BY JACK HERBERT
PUBLIC TRANSPORTATION in Granddaddy’s time was, in almost all ways, far more interesting and certainly more exciting than our own today. His city buses were open-topped in the summer, so his air conditioning never failed to function. His commuter trains were in keen competition with one another, so there were a lot more of them from which to choose.
But it was in his taxicabs that he rode most regally. Cast yo’ critical eye over the seven toy cabs we have selected for you here. While they are indeed toys, each is. nevertheless, a fair approximation of the real thing that graced our larger cities from approximately 1910 to 1925. Granddaddy never bumped his head in any of these cabs – and he frequently sported a genuine silk top hat! There were footrests. Grandmother was able to enter any of these taxis gracefully, with none of the fanny-first contortions required these days. And they were distinctive – you knew they were designed and built as cabs. They weren’t just everyday sedans painted orange and black.

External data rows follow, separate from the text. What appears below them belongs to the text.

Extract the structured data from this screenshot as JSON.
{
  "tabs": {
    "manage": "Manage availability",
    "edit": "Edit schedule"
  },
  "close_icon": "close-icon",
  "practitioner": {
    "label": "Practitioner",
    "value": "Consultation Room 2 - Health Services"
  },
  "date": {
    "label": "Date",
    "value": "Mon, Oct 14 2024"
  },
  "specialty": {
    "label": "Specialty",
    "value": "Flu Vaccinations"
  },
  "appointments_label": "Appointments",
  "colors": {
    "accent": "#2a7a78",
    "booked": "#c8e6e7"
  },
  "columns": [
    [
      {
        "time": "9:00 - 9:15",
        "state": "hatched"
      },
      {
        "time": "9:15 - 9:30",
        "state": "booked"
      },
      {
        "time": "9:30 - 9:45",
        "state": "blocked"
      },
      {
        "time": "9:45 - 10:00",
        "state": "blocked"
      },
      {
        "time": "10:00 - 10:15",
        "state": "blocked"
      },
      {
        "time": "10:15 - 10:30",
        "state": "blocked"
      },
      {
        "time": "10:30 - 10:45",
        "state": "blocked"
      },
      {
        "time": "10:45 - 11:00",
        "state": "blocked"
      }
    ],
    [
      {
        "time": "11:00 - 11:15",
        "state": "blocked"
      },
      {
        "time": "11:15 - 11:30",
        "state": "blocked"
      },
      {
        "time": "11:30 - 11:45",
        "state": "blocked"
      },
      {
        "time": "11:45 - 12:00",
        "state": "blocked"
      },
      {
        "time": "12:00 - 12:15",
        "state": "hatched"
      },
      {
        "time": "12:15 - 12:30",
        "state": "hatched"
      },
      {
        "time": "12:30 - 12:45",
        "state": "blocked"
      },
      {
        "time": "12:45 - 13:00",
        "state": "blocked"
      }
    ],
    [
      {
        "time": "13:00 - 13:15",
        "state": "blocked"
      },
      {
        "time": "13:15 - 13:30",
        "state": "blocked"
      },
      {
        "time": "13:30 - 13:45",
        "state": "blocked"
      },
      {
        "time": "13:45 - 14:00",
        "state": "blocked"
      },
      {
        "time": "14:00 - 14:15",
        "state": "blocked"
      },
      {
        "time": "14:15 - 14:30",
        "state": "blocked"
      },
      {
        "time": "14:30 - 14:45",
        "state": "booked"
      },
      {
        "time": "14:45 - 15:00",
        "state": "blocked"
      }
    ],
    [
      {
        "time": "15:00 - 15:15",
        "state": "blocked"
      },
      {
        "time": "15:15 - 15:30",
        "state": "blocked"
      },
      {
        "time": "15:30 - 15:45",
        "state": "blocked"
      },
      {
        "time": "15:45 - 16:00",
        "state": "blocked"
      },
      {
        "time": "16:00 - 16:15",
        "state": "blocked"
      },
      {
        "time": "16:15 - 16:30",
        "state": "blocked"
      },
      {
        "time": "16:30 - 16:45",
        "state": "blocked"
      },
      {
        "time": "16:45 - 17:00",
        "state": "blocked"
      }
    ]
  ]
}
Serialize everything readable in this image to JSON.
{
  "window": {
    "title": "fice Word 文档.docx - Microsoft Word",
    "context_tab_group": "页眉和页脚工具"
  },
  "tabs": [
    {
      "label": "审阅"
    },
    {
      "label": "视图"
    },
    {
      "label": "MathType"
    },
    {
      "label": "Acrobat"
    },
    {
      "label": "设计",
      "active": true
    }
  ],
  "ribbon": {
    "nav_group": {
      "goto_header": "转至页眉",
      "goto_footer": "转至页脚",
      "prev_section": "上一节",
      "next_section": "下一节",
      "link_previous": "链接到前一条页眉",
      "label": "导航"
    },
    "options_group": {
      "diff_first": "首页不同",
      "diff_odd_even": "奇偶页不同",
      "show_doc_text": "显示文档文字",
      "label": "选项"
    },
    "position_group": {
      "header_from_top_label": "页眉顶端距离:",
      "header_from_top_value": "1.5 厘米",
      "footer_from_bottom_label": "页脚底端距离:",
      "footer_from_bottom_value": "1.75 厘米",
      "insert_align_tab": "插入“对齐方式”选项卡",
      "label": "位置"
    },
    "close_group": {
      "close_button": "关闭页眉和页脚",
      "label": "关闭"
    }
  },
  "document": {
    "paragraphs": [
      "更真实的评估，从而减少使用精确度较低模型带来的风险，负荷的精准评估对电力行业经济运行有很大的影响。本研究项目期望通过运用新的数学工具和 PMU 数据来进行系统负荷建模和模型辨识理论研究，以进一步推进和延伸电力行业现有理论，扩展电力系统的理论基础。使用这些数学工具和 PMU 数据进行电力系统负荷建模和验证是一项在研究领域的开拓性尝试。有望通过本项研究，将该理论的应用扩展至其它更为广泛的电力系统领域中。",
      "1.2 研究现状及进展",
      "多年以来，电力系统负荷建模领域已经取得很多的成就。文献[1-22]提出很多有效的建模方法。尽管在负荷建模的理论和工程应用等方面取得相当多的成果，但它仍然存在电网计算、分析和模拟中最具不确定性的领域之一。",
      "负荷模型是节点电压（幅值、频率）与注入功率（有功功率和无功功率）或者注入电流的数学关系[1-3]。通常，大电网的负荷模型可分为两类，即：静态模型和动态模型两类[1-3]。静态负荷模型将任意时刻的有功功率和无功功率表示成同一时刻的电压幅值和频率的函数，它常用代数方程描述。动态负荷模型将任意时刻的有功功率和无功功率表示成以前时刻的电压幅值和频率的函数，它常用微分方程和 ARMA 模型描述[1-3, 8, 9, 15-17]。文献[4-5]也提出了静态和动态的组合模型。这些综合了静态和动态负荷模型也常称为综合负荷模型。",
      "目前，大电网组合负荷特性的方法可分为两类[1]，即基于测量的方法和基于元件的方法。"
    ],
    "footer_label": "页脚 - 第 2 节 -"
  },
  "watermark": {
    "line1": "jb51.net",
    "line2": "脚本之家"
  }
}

Let’s begin our toy odyssey this month with the charming 7″ tinplate taxi shown in Figure A. Here we have a genuine World War I model – a windup, built by G & K (Gunda-Werke) of Brandenburg, Germany. This was one of their best automotive toys: simply designed, beautifully put together, and – as 65-year-old toys go – not all – that impossible to find today, if you look in the right corners.